__Task objective__: Write all entries out exactly, images excluded.

══════════════════════════════

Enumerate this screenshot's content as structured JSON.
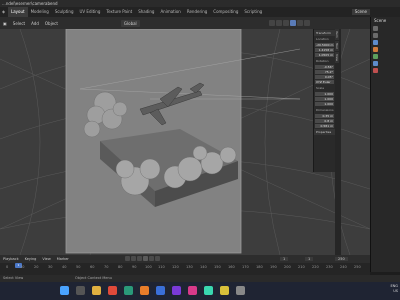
{
  "window": {
    "title": "...ndel\\eserner\\camerabend"
  },
  "menubar": {
    "tabs": [
      "Layout",
      "Modeling",
      "Sculpting",
      "UV Editing",
      "Texture Paint",
      "Shading",
      "Animation",
      "Rendering",
      "Compositing",
      "Scripting"
    ],
    "active_index": 0,
    "scene": "Scene"
  },
  "header": {
    "items": [
      "Select",
      "Add",
      "Object"
    ],
    "mode": "Global"
  },
  "n_panel": {
    "transform_title": "Transform",
    "location_label": "Location",
    "location": [
      "-20.5000 m",
      "1.4158 m",
      "1.0505 m"
    ],
    "rotation_label": "Rotation",
    "rotation": [
      "-0.56°",
      "75.2°",
      "0.05°"
    ],
    "rotation_mode": "XYZ Euler",
    "scale_label": "Scale",
    "scale": [
      "1.000",
      "1.000",
      "1.000"
    ],
    "dimensions_label": "Dimensions",
    "dimensions": [
      "0.35 m",
      "0.8 m",
      "0.581 m"
    ],
    "properties_title": "Properties"
  },
  "side_tabs": [
    "Item",
    "Tool",
    "View"
  ],
  "timeline": {
    "items": [
      "Playback",
      "Keying",
      "View",
      "Marker"
    ],
    "current_frame": "1",
    "ticks": [
      "0",
      "10",
      "20",
      "30",
      "40",
      "50",
      "60",
      "70",
      "80",
      "90",
      "100",
      "110",
      "120",
      "130",
      "140",
      "150",
      "160",
      "170",
      "180",
      "190",
      "200",
      "210",
      "220",
      "230",
      "240",
      "250"
    ],
    "start": "1",
    "end": "250"
  },
  "statusbar": {
    "left": "Select View",
    "middle": "Object Context Menu"
  },
  "taskbar": {
    "tray_line1": "ENG",
    "tray_line2": "US"
  },
  "colors": {
    "accent": "#4b78c8",
    "viewport_bg": "#3d3d3d",
    "camera_frame": "#8e8e8e"
  }
}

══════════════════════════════

__Written response__:
Enumerate this screenshot's content as structured JSON.
{
  "window": {
    "title": "...ndel\\eserner\\camerabend"
  },
  "menubar": {
    "tabs": [
      "Layout",
      "Modeling",
      "Sculpting",
      "UV Editing",
      "Texture Paint",
      "Shading",
      "Animation",
      "Rendering",
      "Compositing",
      "Scripting"
    ],
    "active_index": 0,
    "scene": "Scene"
  },
  "header": {
    "items": [
      "Select",
      "Add",
      "Object"
    ],
    "mode": "Global"
  },
  "n_panel": {
    "transform_title": "Transform",
    "location_label": "Location",
    "location": [
      "-20.5000 m",
      "1.4158 m",
      "1.0505 m"
    ],
    "rotation_label": "Rotation",
    "rotation": [
      "-0.56°",
      "75.2°",
      "0.05°"
    ],
    "rotation_mode": "XYZ Euler",
    "scale_label": "Scale",
    "scale": [
      "1.000",
      "1.000",
      "1.000"
    ],
    "dimensions_label": "Dimensions",
    "dimensions": [
      "0.35 m",
      "0.8 m",
      "0.581 m"
    ],
    "properties_title": "Properties"
  },
  "side_tabs": [
    "Item",
    "Tool",
    "View"
  ],
  "timeline": {
    "items": [
      "Playback",
      "Keying",
      "View",
      "Marker"
    ],
    "current_frame": "1",
    "ticks": [
      "0",
      "10",
      "20",
      "30",
      "40",
      "50",
      "60",
      "70",
      "80",
      "90",
      "100",
      "110",
      "120",
      "130",
      "140",
      "150",
      "160",
      "170",
      "180",
      "190",
      "200",
      "210",
      "220",
      "230",
      "240",
      "250"
    ],
    "start": "1",
    "end": "250"
  },
  "statusbar": {
    "left": "Select View",
    "middle": "Object Context Menu"
  },
  "taskbar": {
    "tray_line1": "ENG",
    "tray_line2": "US"
  },
  "colors": {
    "accent": "#4b78c8",
    "viewport_bg": "#3d3d3d",
    "camera_frame": "#8e8e8e"
  }
}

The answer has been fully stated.